We really like it, though. We came with an open mind and now we're planning to stay and buy a bit of land. It's one of the few places where people can easily get permission to build a home. There are lots of things about living in the city but I prefer the country. People are much more friendly and it's great for the children. There's none of that pressure to get your kid into the right school – there is only one school.
Kathy Stedeford, 67
Bryher, Isles of Scilly, the smallest of the islands off Cornwall
Nearest shop: A walk to Bryher's general store – or more than two hours by boat or a helicopter to Penzance
I was a receptionist at a hotel in Falmouth when I was 22, and I'd never even heard of the Isles of Scilly – I came from Bristol. But a hotel on Tresco, another island, was offering a higher wage. I met my husband there, but I didn't just stay because I met him; I absolutely loved it on the islands.
Moving to Bryher a few years later was like going back in time. We were the youngest people on the island, and we used to go over to Tresco in a punt to have a drink. When I first came, it was 75 per cent farming; now it's 90 per cent tourism. I used to pick up shells on the beach to make money. When I first moved, I did feel very isolated – that was probably the hardest year, and I couldn't afford the trip on the helicopter to the mainland. Now Tesco delivers here, but it's still a very remote place to live.
It was the smallness, the uniqueness, the beauty of the place that I fell in love with. You can do some good in lots of little ways. I often wonder if I'd stayed on the mainland whether I would have discovered what I was capable of. I love visiting London but when I come back home, I always think: "There's no other place like this on earth."
Most of us are mainlanders, but a lot have children who have come back after university. My son lives next door, and my daughter has a guest house on St Mary's. It's just the way of life – it gets to them.
Our children were always confident without being cocky. They were used to meeting and talking to visitors, and they had the freedom of the island. You don't send children to the shops for a pint of milk on the mainland, but it's like one big playground here.
I live in an old stone cottage.

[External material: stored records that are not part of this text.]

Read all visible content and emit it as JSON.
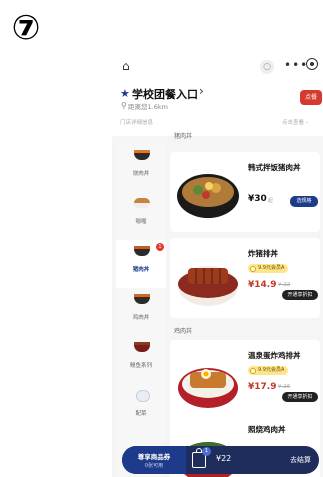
{
  "step": "⑦",
  "topbar": {
    "home_icon": "⌂",
    "search_icon": "○",
    "dots": "•••"
  },
  "store": {
    "name": "学校团餐入口",
    "chevron": "›",
    "distance": "距离您1.6km",
    "order_button": "点餐",
    "info_left": "门店详细信息",
    "info_right": "点击查看 ›"
  },
  "sidebar": {
    "items": [
      {
        "label": "烧肉丼"
      },
      {
        "label": "咖喱"
      },
      {
        "label": "猪肉丼",
        "badge": "1"
      },
      {
        "label": "鸡肉丼"
      },
      {
        "label": "鳗鱼系列"
      },
      {
        "label": "配菜"
      }
    ]
  },
  "sections": {
    "s1": "猪肉丼",
    "s2": "鸡肉丼"
  },
  "products": [
    {
      "name": "韩式拌饭猪肉丼",
      "price": "¥30",
      "unit": "起",
      "button": "选规格"
    },
    {
      "name": "炸猪排丼",
      "member": "9.9元会员A",
      "price": "¥14.9",
      "orig": "¥ 22",
      "button": "开通享折扣"
    },
    {
      "name": "温泉蛋炸鸡排丼",
      "member": "9.9元会员A",
      "price": "¥17.9",
      "orig": "¥ 26",
      "button": "开通享折扣"
    },
    {
      "name": "照烧鸡肉丼"
    }
  ],
  "bottom": {
    "coupon_title": "尊享商品券",
    "coupon_sub": "0张可用",
    "cart_count": "1",
    "total": "¥22",
    "checkout": "去结算"
  },
  "colors": {
    "brand": "#1e3a8a",
    "accent_red": "#d63a2f",
    "member_yellow": "#fde68a"
  }
}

My husband was born in the house next door, and we're about to move to a house on the other side – so he will have moved twice in his life, but only about 300 yards.Reuse content